_Problem requirements:_
Number of lines below with the word "Partido": state it and write nothing more.

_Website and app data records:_
....................

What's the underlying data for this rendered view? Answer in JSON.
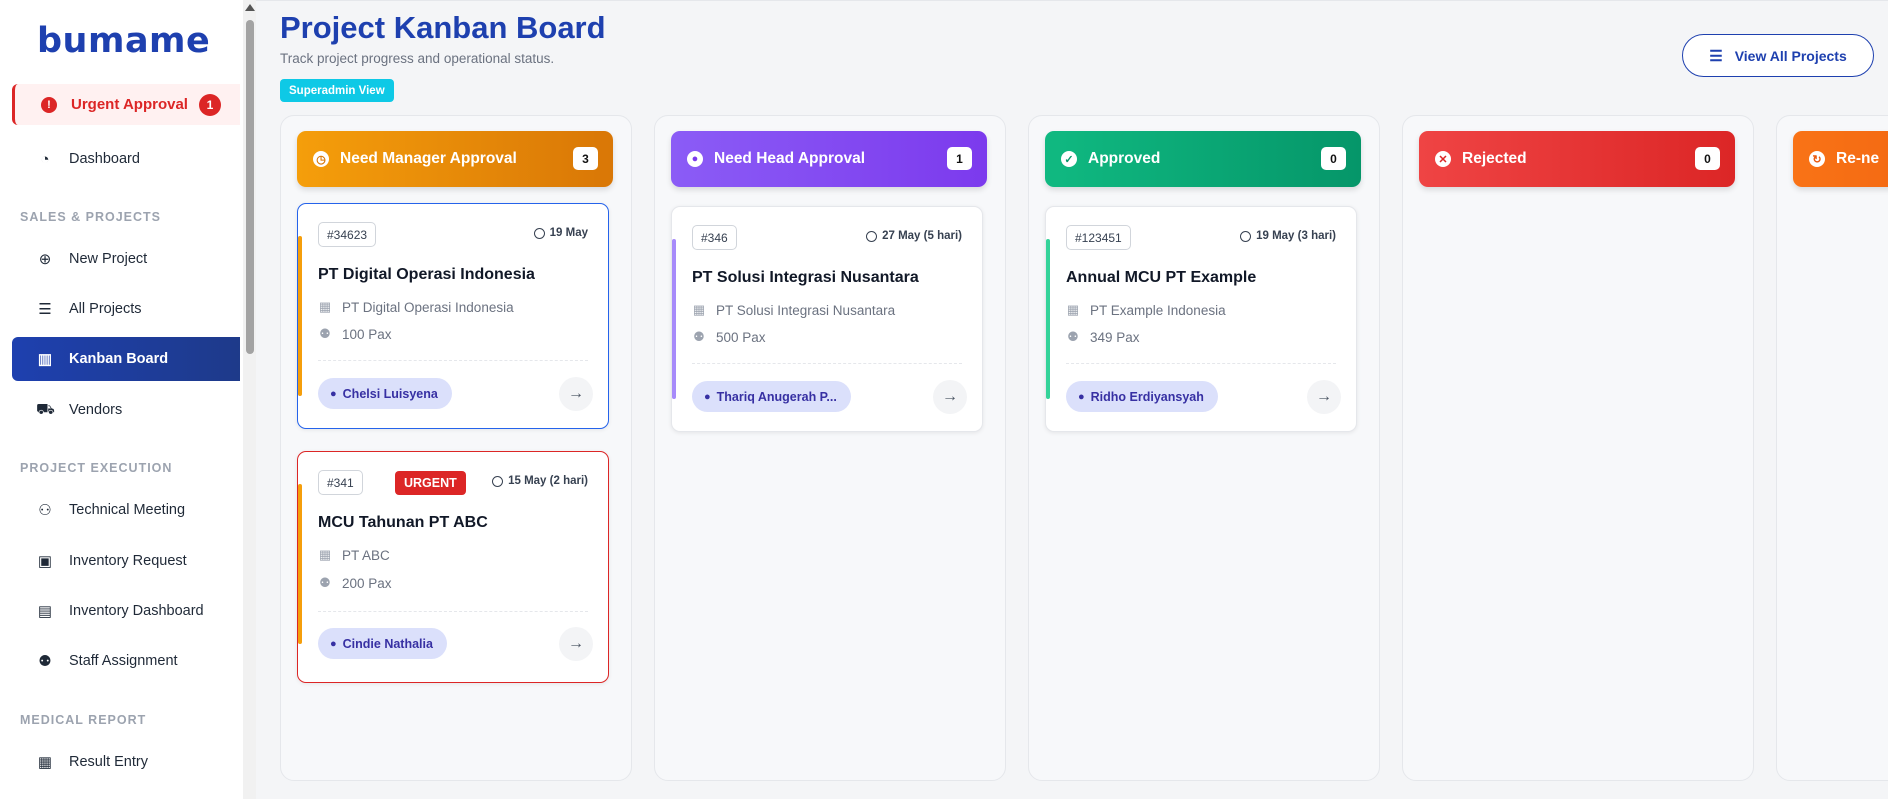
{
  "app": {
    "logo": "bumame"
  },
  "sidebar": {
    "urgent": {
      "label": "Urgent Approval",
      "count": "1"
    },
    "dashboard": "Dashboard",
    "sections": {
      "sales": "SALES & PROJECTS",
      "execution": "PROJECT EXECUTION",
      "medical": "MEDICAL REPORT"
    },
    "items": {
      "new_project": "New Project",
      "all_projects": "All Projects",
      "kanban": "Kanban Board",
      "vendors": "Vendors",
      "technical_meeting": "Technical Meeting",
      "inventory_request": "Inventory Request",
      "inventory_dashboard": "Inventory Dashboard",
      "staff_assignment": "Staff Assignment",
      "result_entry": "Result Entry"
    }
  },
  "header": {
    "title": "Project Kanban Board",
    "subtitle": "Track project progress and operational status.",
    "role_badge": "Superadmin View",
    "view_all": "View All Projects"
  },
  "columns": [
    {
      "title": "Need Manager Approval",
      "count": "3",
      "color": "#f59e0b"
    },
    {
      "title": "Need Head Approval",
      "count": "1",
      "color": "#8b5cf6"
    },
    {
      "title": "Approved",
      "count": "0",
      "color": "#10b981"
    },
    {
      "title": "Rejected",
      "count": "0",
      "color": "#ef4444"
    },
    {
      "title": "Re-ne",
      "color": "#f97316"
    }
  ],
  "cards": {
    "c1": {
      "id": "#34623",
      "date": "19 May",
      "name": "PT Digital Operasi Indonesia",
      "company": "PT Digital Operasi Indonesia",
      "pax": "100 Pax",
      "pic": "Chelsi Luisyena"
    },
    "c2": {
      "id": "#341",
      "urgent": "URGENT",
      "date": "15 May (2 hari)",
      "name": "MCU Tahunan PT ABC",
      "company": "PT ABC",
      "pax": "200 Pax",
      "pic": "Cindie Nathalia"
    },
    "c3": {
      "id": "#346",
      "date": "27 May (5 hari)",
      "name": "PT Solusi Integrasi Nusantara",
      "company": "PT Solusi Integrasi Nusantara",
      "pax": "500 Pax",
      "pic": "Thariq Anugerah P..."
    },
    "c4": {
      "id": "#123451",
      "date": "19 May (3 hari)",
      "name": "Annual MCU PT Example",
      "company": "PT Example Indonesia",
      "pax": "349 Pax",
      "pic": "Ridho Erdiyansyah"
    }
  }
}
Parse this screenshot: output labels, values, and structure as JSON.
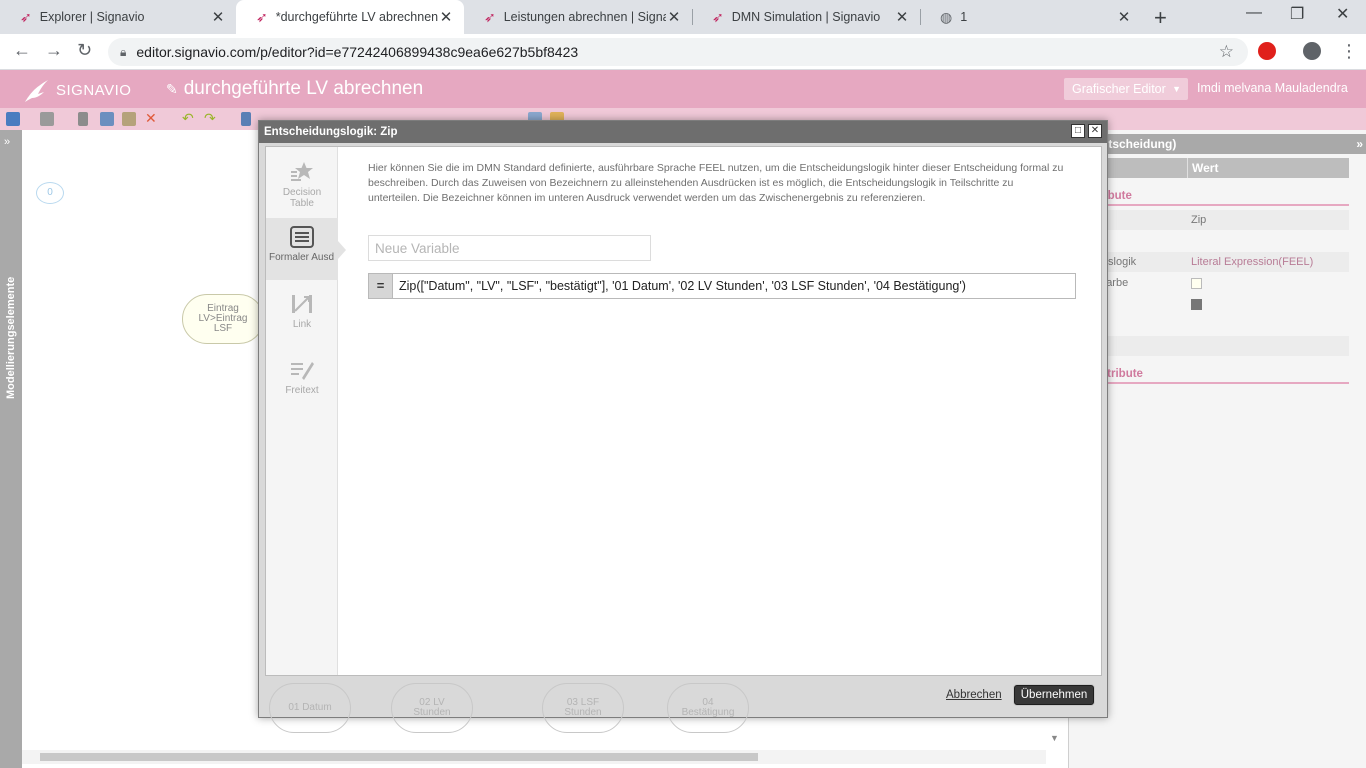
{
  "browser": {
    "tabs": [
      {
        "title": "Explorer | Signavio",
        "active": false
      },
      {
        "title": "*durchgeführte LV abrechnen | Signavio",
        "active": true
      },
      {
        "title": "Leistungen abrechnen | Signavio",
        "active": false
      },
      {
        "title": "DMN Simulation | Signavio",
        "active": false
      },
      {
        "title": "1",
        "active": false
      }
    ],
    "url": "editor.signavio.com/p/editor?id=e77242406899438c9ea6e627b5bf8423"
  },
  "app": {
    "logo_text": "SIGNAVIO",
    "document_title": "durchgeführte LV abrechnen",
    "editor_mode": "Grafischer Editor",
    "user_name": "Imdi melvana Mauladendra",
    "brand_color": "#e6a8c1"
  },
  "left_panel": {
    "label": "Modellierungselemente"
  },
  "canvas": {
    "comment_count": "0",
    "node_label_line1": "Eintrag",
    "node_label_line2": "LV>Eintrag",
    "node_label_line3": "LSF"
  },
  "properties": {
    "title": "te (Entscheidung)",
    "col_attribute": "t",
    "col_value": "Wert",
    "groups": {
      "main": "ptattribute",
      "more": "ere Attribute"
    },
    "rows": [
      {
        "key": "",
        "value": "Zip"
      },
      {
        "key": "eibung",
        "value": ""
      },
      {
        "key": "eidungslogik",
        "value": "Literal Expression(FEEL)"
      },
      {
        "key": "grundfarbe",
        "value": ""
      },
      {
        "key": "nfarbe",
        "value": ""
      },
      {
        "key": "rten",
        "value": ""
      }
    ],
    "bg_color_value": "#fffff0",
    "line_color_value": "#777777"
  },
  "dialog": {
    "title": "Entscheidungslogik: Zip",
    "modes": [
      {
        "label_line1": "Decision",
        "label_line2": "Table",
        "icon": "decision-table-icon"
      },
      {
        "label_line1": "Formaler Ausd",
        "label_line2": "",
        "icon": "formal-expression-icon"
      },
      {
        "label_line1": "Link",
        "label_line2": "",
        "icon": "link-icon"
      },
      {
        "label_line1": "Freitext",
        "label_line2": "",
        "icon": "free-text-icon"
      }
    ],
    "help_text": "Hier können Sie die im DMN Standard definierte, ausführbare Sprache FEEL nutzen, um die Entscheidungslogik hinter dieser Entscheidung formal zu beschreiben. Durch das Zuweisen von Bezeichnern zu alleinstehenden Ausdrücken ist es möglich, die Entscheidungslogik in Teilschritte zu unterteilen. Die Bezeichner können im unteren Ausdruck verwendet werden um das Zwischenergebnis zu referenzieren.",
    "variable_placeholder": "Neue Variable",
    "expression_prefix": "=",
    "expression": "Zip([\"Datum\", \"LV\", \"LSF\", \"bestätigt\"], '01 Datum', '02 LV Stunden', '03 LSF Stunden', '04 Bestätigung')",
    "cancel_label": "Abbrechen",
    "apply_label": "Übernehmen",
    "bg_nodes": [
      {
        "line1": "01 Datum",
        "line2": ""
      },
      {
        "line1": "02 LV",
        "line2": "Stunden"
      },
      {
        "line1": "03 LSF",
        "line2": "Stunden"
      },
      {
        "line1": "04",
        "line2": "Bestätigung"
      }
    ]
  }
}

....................

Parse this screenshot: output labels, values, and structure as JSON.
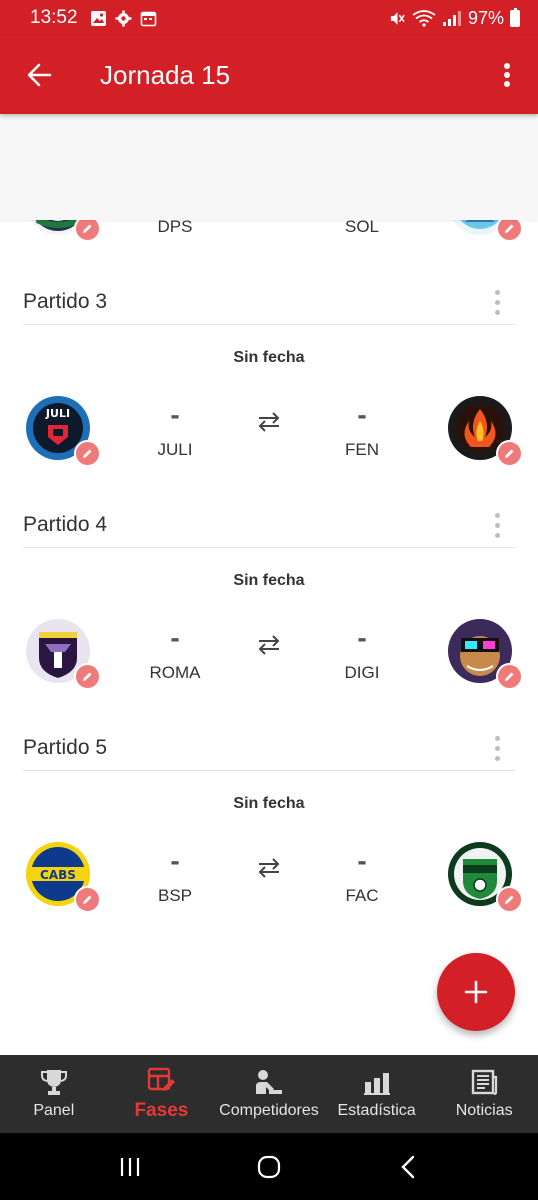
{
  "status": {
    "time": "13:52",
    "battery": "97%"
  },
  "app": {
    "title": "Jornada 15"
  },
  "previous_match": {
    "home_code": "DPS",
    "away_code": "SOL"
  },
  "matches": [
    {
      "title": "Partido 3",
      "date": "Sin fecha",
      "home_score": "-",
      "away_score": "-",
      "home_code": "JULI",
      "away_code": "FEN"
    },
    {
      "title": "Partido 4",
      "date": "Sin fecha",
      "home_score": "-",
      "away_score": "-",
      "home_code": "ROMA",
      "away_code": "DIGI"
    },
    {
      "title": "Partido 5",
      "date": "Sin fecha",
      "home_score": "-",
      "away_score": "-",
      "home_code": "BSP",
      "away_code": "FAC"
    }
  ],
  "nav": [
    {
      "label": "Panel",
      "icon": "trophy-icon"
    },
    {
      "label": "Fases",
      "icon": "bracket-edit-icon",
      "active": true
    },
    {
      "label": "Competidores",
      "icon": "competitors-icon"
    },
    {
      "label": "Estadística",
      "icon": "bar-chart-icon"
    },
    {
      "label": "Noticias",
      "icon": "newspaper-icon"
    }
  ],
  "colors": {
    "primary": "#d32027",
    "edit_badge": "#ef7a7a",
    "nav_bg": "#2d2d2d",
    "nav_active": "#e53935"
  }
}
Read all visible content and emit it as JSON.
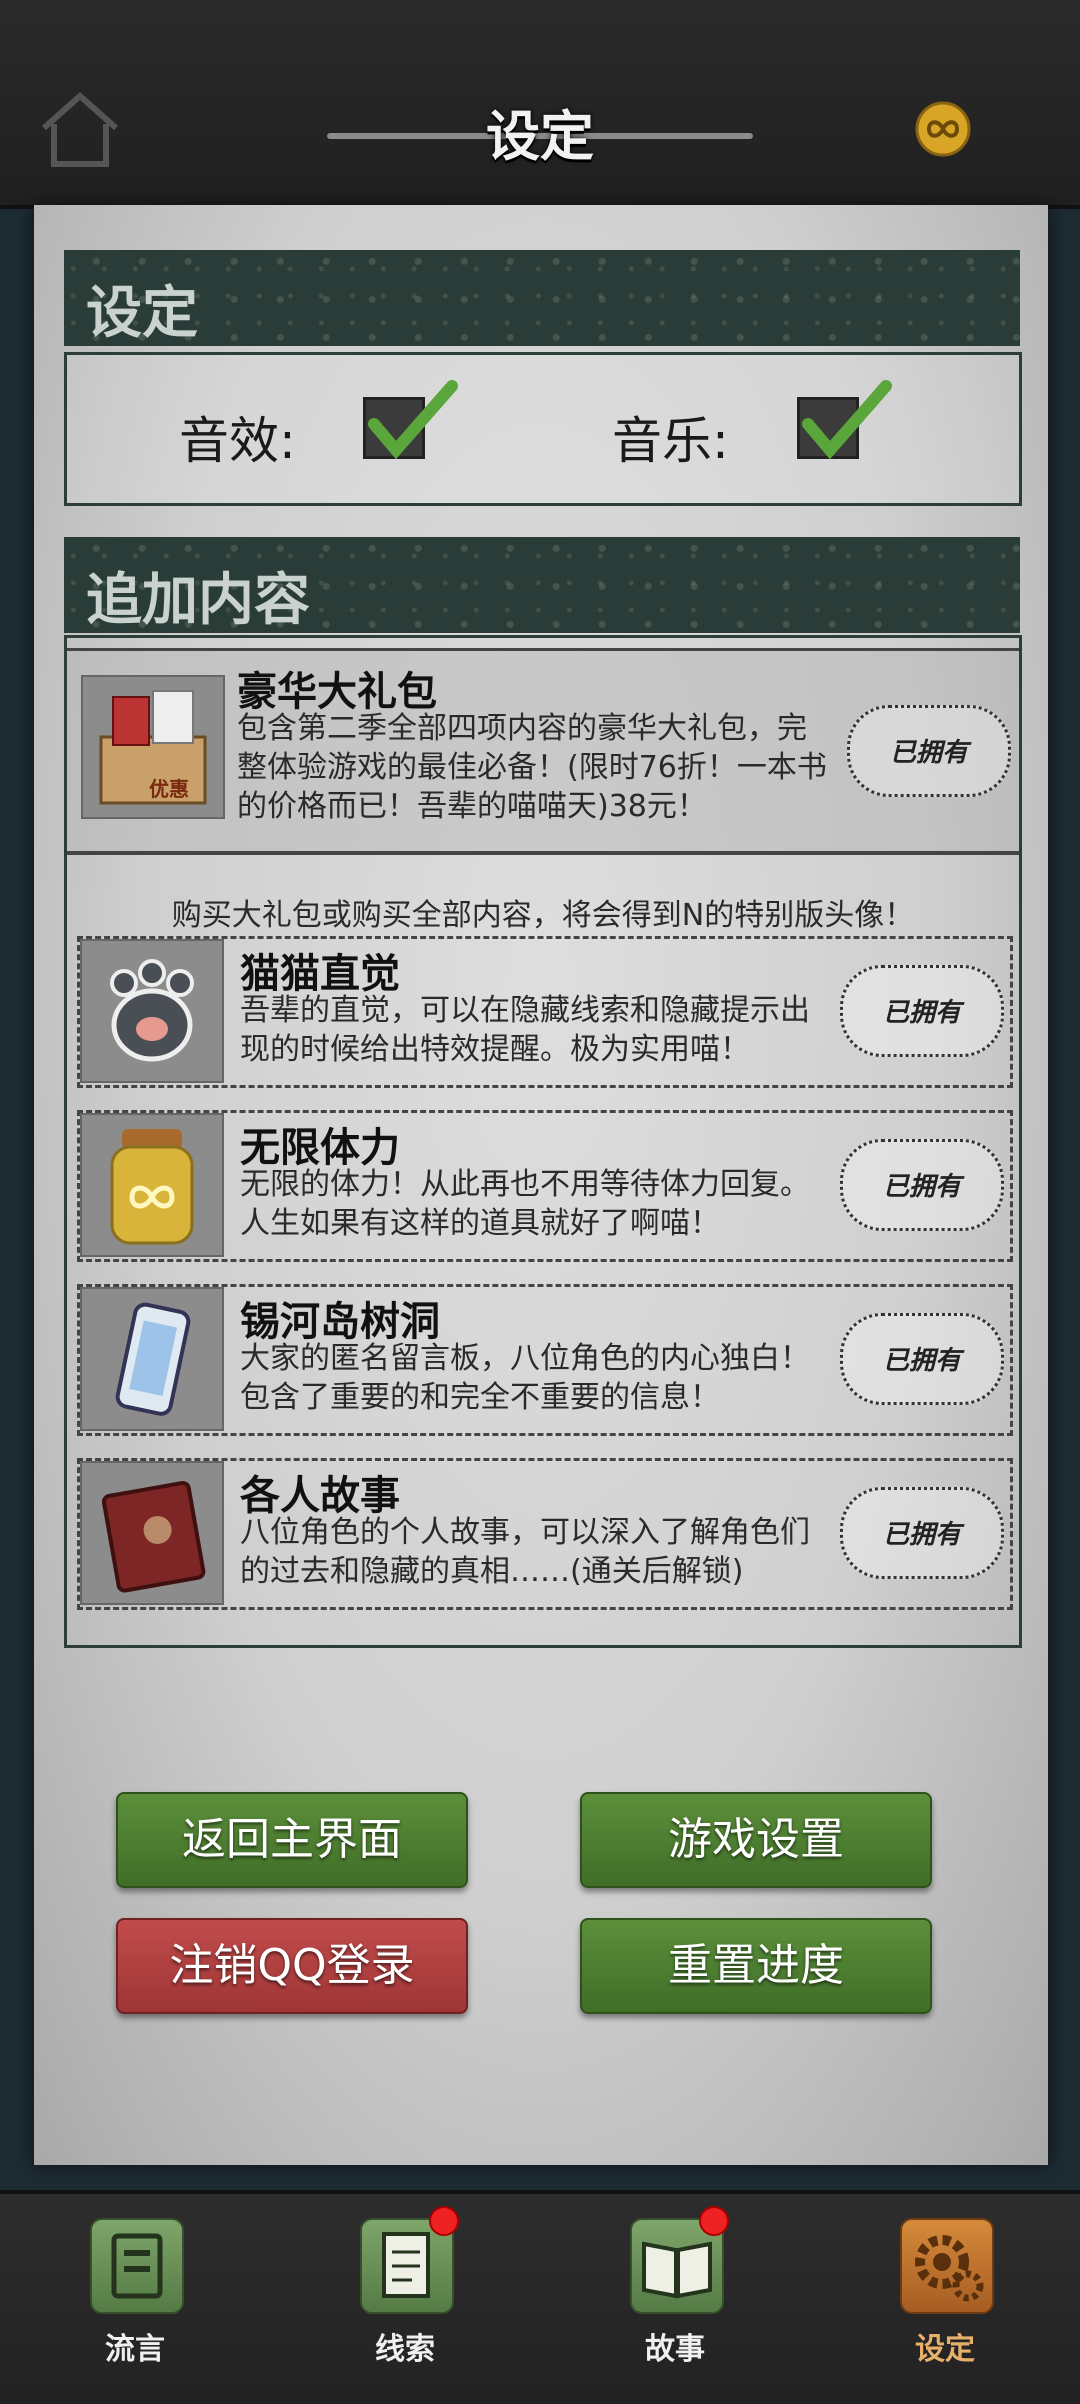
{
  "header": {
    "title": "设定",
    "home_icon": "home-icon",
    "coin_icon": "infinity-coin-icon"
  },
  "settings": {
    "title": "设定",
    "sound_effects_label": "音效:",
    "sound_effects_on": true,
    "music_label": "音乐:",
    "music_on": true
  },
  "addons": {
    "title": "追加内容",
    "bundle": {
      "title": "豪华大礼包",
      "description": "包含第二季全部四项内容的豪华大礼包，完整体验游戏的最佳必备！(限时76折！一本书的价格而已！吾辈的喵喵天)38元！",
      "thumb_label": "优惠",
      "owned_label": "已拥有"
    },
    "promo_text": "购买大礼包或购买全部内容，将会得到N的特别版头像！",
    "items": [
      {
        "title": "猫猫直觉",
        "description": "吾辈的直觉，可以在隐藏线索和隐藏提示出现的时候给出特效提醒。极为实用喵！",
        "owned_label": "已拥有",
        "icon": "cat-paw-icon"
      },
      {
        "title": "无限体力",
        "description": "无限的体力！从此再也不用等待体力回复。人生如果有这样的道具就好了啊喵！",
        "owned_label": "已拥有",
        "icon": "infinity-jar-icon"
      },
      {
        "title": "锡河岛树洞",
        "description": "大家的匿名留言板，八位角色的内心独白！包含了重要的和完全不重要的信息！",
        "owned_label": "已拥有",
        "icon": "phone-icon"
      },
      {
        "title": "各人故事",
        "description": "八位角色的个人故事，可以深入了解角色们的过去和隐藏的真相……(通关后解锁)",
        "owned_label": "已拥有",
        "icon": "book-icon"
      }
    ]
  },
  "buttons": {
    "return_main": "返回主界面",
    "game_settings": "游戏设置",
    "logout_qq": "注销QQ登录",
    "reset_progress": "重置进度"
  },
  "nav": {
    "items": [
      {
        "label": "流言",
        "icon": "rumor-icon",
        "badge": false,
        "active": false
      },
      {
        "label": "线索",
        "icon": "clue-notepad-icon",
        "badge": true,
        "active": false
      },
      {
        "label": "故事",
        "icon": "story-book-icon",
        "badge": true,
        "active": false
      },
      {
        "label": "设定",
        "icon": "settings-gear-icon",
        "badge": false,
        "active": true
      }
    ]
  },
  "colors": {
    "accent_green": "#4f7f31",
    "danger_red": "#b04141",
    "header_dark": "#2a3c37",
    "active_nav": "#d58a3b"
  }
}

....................

_Answer space:_
3